### Problem requirements
Search the records for the string "Grand", and show each line where it appears.

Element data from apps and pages

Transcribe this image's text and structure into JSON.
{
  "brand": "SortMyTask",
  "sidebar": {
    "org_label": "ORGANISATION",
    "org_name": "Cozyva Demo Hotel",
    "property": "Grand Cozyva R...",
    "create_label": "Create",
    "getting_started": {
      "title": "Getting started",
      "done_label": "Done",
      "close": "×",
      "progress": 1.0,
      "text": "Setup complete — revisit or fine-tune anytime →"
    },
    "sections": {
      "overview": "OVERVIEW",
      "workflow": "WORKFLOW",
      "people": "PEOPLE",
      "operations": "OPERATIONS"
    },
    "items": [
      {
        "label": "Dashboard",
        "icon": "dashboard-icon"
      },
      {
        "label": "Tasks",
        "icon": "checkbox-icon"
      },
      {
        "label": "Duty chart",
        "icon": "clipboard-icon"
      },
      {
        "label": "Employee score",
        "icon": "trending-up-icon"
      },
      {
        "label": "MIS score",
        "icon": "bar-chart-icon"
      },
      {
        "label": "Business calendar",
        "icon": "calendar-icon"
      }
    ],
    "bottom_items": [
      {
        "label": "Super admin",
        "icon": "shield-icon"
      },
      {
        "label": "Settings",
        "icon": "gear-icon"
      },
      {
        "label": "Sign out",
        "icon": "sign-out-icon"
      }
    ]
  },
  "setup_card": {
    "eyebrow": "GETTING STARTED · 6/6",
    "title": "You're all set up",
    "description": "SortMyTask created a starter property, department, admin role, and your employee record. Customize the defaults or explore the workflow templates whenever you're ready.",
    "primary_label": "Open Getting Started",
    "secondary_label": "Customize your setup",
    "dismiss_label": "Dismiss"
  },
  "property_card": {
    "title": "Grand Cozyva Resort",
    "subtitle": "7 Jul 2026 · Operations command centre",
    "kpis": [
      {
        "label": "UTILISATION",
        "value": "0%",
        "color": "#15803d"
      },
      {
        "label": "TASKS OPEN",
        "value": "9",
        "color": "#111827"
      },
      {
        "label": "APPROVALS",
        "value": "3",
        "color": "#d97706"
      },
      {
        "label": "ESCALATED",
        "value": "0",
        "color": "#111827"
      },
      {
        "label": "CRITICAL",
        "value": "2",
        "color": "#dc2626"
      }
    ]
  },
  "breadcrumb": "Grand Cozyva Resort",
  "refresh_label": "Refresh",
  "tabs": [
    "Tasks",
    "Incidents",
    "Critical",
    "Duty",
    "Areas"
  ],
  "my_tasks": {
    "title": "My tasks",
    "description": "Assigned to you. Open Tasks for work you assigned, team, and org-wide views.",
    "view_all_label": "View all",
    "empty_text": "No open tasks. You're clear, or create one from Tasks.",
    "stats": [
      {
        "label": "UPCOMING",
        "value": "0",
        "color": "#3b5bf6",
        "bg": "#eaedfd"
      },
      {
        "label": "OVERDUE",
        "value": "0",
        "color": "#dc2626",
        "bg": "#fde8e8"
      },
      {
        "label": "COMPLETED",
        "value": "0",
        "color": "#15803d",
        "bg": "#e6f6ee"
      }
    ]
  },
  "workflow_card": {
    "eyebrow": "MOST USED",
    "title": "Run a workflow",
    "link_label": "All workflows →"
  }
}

### Solution for this task
    "property": "Grand Cozyva R...",
    "title": "Grand Cozyva Resort",
  "breadcrumb": "Grand Cozyva Resort",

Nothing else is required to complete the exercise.